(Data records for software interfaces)

-- -- --

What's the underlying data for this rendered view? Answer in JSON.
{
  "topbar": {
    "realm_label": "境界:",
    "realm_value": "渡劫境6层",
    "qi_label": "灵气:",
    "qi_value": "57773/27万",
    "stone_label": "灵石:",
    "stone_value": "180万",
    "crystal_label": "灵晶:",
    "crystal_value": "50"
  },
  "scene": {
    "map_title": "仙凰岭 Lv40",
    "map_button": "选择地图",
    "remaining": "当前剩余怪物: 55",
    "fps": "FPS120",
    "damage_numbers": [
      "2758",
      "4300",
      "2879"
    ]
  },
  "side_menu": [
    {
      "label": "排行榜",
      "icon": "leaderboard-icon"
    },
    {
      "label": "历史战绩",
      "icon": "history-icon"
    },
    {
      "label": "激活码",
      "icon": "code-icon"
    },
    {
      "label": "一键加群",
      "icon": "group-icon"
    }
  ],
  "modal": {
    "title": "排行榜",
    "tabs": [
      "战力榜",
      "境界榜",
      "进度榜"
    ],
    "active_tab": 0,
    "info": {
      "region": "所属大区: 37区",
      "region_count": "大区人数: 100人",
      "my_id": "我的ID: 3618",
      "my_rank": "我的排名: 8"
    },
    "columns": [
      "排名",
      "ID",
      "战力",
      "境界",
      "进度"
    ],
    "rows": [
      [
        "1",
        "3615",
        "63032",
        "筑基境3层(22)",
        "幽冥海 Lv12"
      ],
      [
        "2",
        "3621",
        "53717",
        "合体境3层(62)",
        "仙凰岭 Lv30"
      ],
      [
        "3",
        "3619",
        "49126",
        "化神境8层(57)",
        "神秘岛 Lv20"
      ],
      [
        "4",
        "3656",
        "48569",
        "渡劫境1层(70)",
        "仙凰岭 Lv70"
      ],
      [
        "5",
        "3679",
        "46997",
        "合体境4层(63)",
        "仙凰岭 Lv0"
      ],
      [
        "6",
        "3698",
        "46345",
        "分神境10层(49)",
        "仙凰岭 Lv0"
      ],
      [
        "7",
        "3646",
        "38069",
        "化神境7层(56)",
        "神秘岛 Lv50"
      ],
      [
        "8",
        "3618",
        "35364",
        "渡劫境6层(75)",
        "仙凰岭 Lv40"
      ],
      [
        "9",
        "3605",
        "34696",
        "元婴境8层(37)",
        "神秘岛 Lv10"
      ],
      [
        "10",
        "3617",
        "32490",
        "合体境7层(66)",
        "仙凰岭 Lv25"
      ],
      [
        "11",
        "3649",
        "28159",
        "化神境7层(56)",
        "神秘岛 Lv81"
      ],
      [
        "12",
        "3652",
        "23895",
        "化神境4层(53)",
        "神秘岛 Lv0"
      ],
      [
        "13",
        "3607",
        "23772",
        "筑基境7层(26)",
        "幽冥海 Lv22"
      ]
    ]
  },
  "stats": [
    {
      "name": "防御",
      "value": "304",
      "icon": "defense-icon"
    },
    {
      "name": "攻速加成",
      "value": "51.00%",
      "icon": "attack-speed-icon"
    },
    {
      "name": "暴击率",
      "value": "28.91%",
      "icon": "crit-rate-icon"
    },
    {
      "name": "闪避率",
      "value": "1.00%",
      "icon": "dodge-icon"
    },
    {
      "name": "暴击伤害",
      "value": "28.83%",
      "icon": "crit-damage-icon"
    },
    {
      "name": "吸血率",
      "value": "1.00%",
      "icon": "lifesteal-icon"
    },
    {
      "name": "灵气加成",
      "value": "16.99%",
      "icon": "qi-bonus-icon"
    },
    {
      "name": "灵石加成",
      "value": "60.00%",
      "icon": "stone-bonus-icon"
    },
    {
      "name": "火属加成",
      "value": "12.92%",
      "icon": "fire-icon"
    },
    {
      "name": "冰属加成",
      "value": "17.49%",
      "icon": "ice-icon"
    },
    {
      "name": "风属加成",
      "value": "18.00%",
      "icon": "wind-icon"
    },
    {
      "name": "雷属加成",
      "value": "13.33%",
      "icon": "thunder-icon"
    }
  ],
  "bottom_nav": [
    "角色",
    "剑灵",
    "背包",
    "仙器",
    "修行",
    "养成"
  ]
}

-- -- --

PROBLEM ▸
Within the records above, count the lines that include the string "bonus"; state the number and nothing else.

FINISHED EXERCISE ▸
2